The asteroid was discovered on 26 September 1983, by Swiss astronomer Paul Wild at Zimmerwald Observatory near Bern, Switzerland.[6] It was named after the comic knight who is the eponymous hero of Cervantes' Spanish novel Don Quixote (1605).[2] The approved naming citation was published by the Minor Planet Center on 2 December 1990 (M.P.C. 17466).[7]

Orbit and characteristics[edit]

Don Quixote is characterized as a dark D-type asteroid in the Tholen and SMASS taxonomy.[1]

It has a highly inclined comet-like orbit of 31 degrees that leads to frequent perturbations by Jupiter.[8] Don Quixote measures 18.4 kilometres in diameter and has a rotation period of 7.7 hours.[1][4]

Due to its comet-like orbit and albedo, Don Quixote has been suspected to be an extinct comet.[9] However, infrared observations with the Spitzer Space Telescope at 4.5 μm revealed a faint coma and tail around the object.[4] The cometary activity is inferred by carbon dioxide (CO
) molecular band emission. In March 2018 a tail was observed at visible wavelengths for the first time.[10] It is still unknown whether the observed activity is persistent or an outburst, resulting from the excavation of sub-surface CO
ice due to a recent impact of a smaller body.


  1. ^ Magnitudes generated with JPL Horizons for the year 1950 through 2100

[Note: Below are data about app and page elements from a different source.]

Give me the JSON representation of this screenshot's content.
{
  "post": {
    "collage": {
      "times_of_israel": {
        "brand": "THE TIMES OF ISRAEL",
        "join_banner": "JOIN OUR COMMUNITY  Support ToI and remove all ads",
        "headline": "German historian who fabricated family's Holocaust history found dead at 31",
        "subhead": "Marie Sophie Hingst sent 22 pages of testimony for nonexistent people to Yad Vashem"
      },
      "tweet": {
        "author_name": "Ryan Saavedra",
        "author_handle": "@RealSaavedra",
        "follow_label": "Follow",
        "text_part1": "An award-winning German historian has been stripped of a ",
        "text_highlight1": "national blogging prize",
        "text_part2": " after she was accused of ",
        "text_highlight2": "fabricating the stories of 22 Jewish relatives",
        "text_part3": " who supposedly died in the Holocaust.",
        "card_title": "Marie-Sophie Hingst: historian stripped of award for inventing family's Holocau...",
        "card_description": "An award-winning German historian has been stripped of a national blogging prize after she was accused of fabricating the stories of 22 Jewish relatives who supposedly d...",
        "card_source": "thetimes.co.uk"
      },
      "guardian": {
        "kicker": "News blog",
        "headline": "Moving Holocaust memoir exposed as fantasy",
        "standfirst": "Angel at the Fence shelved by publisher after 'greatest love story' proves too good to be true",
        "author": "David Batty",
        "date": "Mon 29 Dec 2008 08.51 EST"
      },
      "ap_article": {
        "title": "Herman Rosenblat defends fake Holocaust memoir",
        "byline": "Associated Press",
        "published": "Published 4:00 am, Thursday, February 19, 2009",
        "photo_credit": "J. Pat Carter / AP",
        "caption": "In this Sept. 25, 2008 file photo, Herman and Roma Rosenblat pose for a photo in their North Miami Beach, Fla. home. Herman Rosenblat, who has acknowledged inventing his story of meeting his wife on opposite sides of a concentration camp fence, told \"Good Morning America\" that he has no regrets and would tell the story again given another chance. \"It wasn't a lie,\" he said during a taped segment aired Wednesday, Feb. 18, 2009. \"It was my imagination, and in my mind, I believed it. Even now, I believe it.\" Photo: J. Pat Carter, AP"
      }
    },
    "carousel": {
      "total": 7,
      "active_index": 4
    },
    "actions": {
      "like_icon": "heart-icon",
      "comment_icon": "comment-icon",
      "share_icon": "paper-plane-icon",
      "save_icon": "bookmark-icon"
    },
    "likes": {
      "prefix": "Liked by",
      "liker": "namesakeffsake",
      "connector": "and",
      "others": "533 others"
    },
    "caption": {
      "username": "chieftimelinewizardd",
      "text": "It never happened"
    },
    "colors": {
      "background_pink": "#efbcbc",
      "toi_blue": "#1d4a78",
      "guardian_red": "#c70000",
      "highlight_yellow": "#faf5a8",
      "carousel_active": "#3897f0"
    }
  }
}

  1. ^ a b c d e f "JPL Small-Body Database Browser: 3552 Don Quixote (1983 SA)" (2017-05-26 last obs.). Jet Propulsion Laboratory. Retrieved 16 June 2017.
  2. ^ a b Schmadel, Lutz D. (2007). "(3552) Don Quixote". Dictionary of Minor Planet Names – (3552) Don Quixote. Springer Berlin Heidelberg. p. 298. doi:10.1007/978-3-540-29925-7_3551. ISBN 978-3-540-00238-3.
  3. ^ a b "LCDB Data for (3552) Don Quixote". Asteroid Lightcurve Database (LCDB). Retrieved 16 June 2017.
  4. ^ a b c d Mommert, Michael; Hora, Joseph L.; Harris, Alan W.; Reach, William T.; Emery, Joshua P.; Thomas, Cristina A.; et al. (January 2014). "The Discovery of Cometary Activity in Near-Earth Asteroid (3552) Don Quixote". The Astrophysical Journal. 781 (1): 10. arXiv:1312.0673. Bibcode:2014ApJ...781...25M. doi:10.1088/0004-637X/781/1/25. Retrieved 16 June 2017.
  5. ^ "European Asteroid Research Node:(3552) Don Quixote". Archived from the original on 4 February 2012. Retrieved 8 March 2014.
  6. ^ "3552 Don Quixote (1983 SA)". Minor Planet Center. Retrieved 16 June 2017.
  7. ^ "MPC/MPO/MPS Archive". Minor Planet Center. Retrieved 16 June 2017.
  8. ^ "JPL Close-Approach Data: 3552 Don Quixote (1983 SA)" (2 May 2009 last obs). Retrieved 6 May 2009.
  9. ^ Lupishko, D. F.; di Martino, M.; Lupishko, T. A. (September 2000). "What the physical properties of near-Earth asteroids tell us about sources of their origin?". Kinematika I Fizika Nebesnykh Tel Supplimen. 3 (3): 213–216. Bibcode:2000KFNTS...3..213L. Retrieved 16 June 2017.
  10. ^ Mommert, Michael (March 2018). "CBET 4502: 20180329 : (3552) DON QUIXOTE". Central Bureau of Electronic Telegrams (Harvard) – via Central Bureau of Astronomical Telegrams (Harvard).

External links[edit]